Consumer Reports Organisation in the US has questioned how Samsung is dealing with this whole ‘recall’, and argued the Korean player has no clear customer guidelines by not making it an official recall. “Samsung should immediately initiate an official recall with the Consumer Product Safety Commission given the serious nature of the safety problem it identified with the Galaxy Note7,” said Maria Rerecich, Consumer Reports director of electronics testing.
Samsung’s own statement reads this, “To date (as of September 1) there have been 35 cases that have been reported globally and we are currently conducting a thorough inspection with our suppliers to identify possible affected batteries in the market. However, because our customers’ safety is an absolute priority at Samsung, we have stopped sales of the Galaxy Note7. For customers who already have Galaxy Note7 devices, we will voluntarily replace their current device with a new one over the coming weeks.”
It does not mention an official recall so far, and as Consumer Reports points out this would have come with clear guidelines for users. An official recall will mean any user who bought the phone has to return it, while the voluntary exchange program leaves it more open-ended.
The report also said Samsung Galaxy Note7 was still being sold at multiple retail stores in the US on Friday, and if the company was going for an official recall, it should have reported the issue to Consumer Product Safety Commission (CPSC) first in the US.
According to the site, companies whose products could create a substantial hazard needs to be reported CPSC immediately after the recall. And CPSC makes it illegal to sell the same products once an official announcement of the recall has been made. The two criteria for recalling a product, as per CPSC, are: “contains a defect which could create a substantial product hazard,” or “creates an unreasonable risk of serious injury or death.”
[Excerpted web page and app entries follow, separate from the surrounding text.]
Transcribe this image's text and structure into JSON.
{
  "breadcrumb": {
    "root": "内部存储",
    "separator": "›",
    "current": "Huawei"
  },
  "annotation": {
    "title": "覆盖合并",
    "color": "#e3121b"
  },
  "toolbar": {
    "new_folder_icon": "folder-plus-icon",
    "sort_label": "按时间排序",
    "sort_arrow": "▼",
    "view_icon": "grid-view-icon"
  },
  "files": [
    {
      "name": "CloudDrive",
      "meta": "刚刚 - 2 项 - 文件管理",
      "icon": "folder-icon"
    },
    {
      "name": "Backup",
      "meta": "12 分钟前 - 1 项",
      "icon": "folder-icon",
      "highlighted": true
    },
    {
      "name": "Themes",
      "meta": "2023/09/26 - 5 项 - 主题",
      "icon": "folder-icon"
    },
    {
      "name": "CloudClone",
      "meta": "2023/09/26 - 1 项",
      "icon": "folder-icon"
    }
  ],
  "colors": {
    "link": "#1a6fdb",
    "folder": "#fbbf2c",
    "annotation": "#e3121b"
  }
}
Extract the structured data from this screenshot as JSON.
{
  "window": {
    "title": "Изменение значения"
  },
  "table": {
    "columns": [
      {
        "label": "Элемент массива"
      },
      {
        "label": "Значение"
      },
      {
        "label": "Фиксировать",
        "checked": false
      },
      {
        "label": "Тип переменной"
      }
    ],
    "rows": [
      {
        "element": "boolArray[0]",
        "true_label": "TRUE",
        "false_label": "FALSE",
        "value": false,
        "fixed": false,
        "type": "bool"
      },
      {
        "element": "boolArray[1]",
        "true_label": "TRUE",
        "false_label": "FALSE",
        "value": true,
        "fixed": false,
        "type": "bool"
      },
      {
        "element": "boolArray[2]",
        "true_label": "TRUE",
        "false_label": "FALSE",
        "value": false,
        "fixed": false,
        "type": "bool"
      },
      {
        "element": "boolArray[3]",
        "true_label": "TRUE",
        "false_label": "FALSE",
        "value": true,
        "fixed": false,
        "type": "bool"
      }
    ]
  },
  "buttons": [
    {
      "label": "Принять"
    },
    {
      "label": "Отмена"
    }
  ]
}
In Samsung Galaxy Note 7’s case, the battery of the device reportedly exploded for several users while they were charging the smartphone, making it eligible to be evaluated by CPSC. According to the report, CPSC can decide to further pursue the recall in case after its investigations. An exploding battery on a smartphone is a serious hazard, more so since smartphones are carried by users everywhere, including flights.
Samsung has said users can exchange their Galaxy Note 7 units with either the Galaxy S7 or S7 Edge. The Korean giant made an official announcement saying the exchange offer is available for customers in the US. Samsung is also offering a $25 credit on customer’s phone bill or a $25 gift card for their troubles.
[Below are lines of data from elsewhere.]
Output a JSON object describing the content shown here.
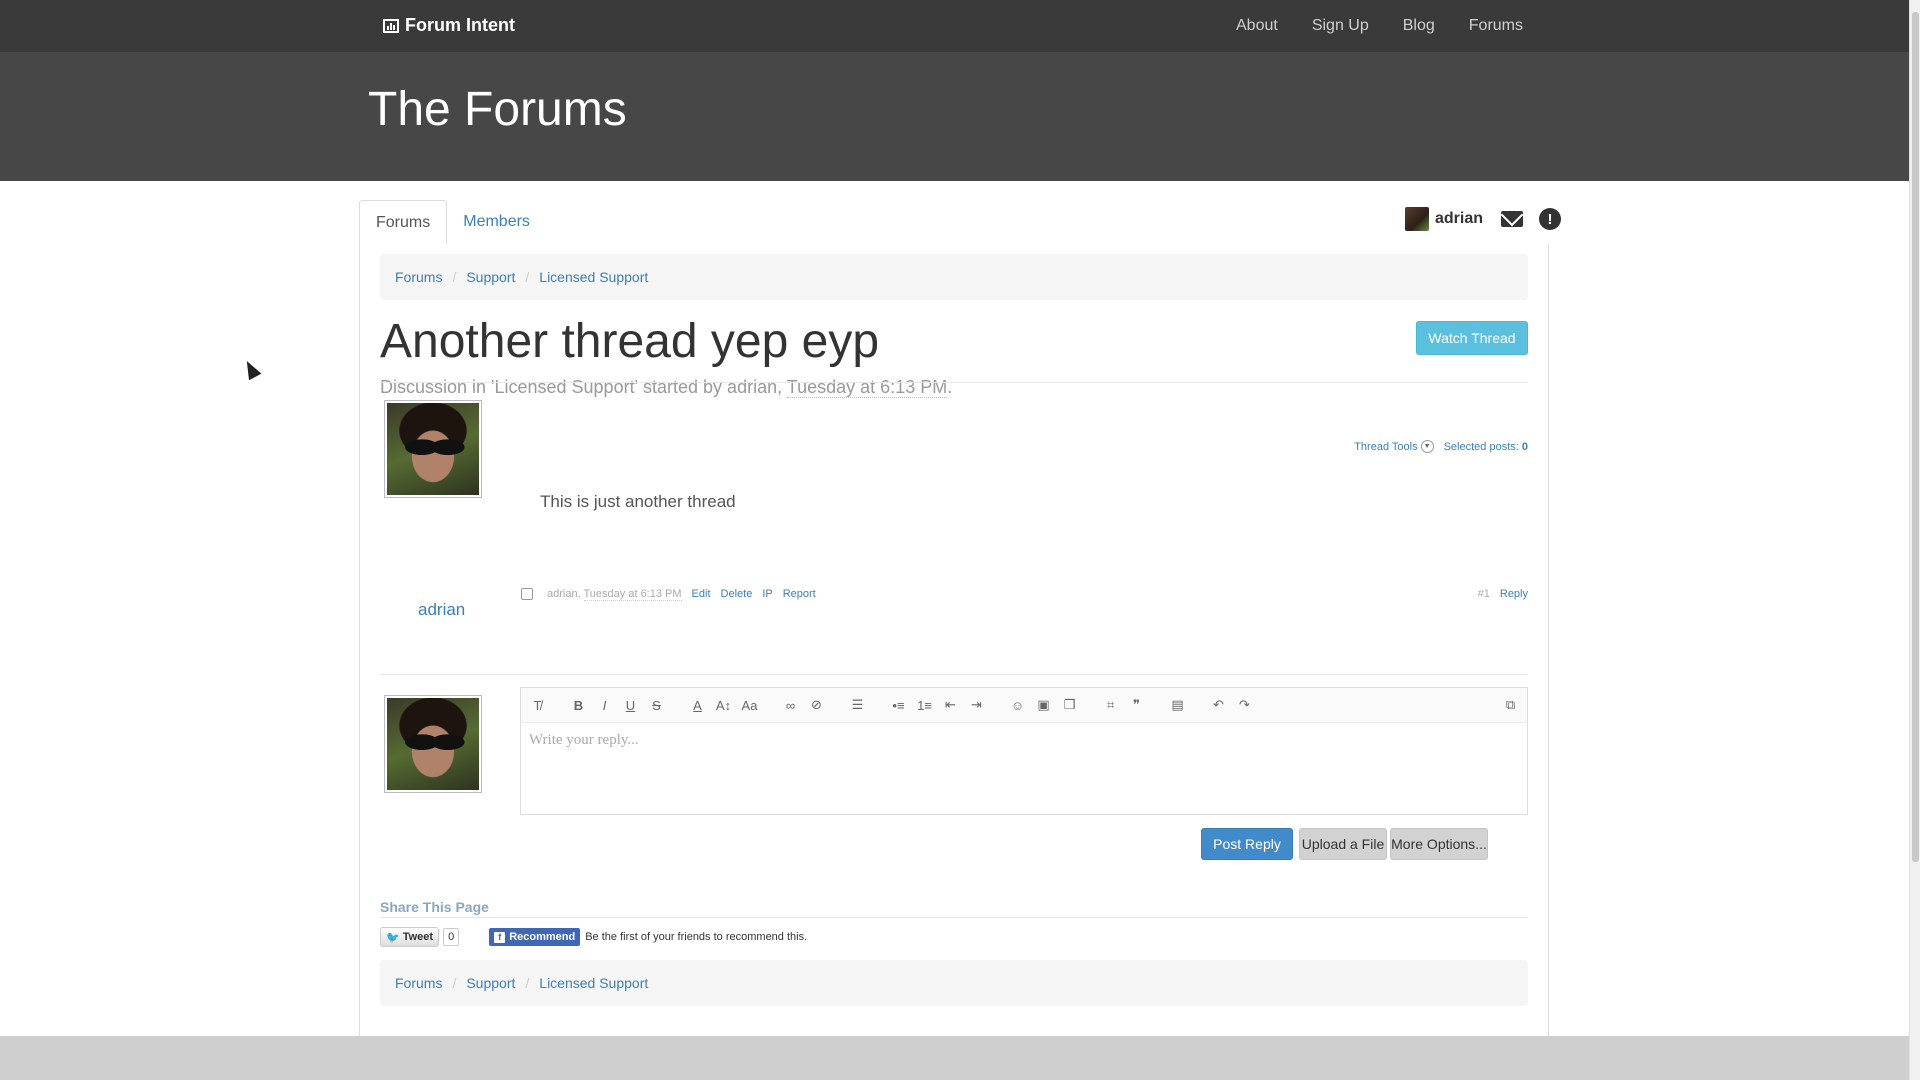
{
  "navbar": {
    "brand": "Forum Intent",
    "links": [
      "About",
      "Sign Up",
      "Blog",
      "Forums"
    ]
  },
  "hero": {
    "title": "The Forums"
  },
  "tabs": [
    "Forums",
    "Members"
  ],
  "user": {
    "name": "adrian"
  },
  "breadcrumb": [
    "Forums",
    "Support",
    "Licensed Support"
  ],
  "thread": {
    "title": "Another thread yep eyp",
    "watch_label": "Watch Thread",
    "discussion_prefix": "Discussion in 'Licensed Support' started by adrian, ",
    "discussion_date": "Tuesday at 6:13 PM",
    "discussion_suffix": "."
  },
  "thread_tools": {
    "label": "Thread Tools",
    "selected_label": "Selected posts: ",
    "selected_count": "0"
  },
  "post": {
    "author": "adrian",
    "body": "This is just another thread",
    "meta_author": "adrian, ",
    "meta_date": "Tuesday at 6:13 PM",
    "actions": [
      "Edit",
      "Delete",
      "IP",
      "Report"
    ],
    "number": "#1",
    "reply_label": "Reply"
  },
  "editor": {
    "placeholder": "Write your reply..."
  },
  "buttons": {
    "post_reply": "Post Reply",
    "upload": "Upload a File",
    "more": "More Options..."
  },
  "share": {
    "title": "Share This Page",
    "tweet": "Tweet",
    "tweet_count": "0",
    "recommend": "Recommend",
    "fb_text": "Be the first of your friends to recommend this."
  },
  "colors": {
    "navbar": "#3a3a3a",
    "hero": "#474747",
    "link": "#3b7fb8",
    "info_button": "#5bc0de",
    "primary_button": "#428bca"
  }
}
Samsung confirmed its plans to halt Galaxy Note 7 sales after reports started emerging about battery exploding while charging. The company issued a statement owing up the issue. It conducted a thorough investigation and found a battery cell issue and confirmed finding 35 such cases globally. Samsung said sales have been stopped considering the safety of users.
According to earlier reports, devices with an issue account for a very low percentage of the total sales. South Korea’s Yonhap news agency cited anonymous sources from the company who said “products installed with problematic battery accounts for less that 0.1 per cent of the volume sold”.
For Samsung, the battery problems with Galaxy Note 7 have meant the phone has not yet started shipping in India. The smartphone was announced on August 2 globally. Galaxy Note 7 is priced at Rs 52,990 in India and features a 5.7-inch Quad HD dual edge Super AMOLED display, 4GB RAM, 64GB storage, and iris scanner for security. It comes with a new S-Pen. There’s 3,500 mAh battery with fast charging technology.